## Task requirements
Which lines in the records below contain the word "icon"? Copy each one out.

Segment Start: Supplied records

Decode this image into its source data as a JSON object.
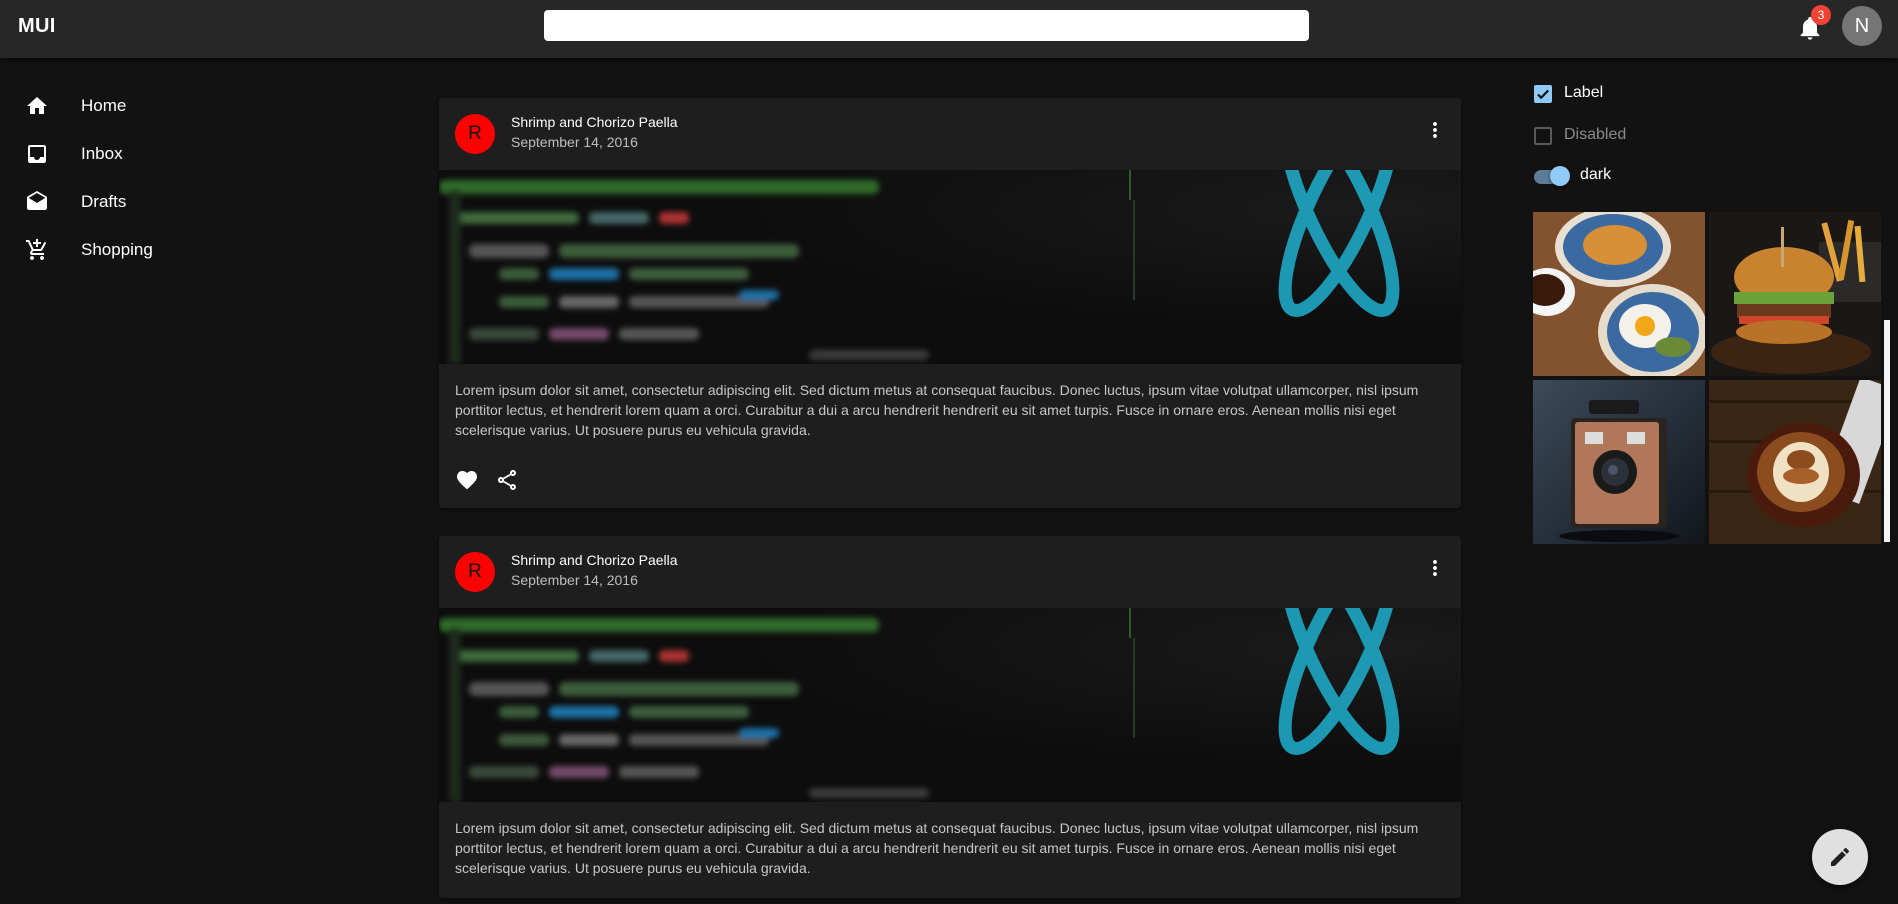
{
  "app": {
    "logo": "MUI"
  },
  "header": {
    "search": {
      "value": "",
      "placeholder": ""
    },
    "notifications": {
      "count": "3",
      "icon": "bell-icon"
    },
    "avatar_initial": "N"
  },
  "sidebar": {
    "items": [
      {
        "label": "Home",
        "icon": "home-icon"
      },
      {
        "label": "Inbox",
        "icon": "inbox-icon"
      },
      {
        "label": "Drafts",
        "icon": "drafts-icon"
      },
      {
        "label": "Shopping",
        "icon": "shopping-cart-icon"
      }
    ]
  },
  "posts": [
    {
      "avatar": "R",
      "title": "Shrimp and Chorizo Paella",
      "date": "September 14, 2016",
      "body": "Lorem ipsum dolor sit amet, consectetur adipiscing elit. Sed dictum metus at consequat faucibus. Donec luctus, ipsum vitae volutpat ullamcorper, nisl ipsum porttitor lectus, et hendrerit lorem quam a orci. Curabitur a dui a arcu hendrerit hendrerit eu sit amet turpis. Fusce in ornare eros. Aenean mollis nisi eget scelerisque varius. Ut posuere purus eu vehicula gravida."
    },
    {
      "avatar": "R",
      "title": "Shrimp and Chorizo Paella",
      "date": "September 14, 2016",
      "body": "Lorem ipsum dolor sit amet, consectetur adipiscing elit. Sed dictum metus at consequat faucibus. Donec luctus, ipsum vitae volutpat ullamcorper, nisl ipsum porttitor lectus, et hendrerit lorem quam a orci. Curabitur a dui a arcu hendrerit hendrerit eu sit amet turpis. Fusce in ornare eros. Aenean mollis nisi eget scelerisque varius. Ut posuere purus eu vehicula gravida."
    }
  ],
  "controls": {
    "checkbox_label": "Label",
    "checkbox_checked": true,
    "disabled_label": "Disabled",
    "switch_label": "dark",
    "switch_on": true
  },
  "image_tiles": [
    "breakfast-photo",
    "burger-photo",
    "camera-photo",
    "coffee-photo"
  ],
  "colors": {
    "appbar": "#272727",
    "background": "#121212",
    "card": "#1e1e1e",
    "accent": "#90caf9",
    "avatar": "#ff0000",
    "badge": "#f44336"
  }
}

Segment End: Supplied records

## Task response
      "icon": "bell-icon"
        "icon": "home-icon"
        "icon": "inbox-icon"
        "icon": "drafts-icon"
        "icon": "shopping-cart-icon"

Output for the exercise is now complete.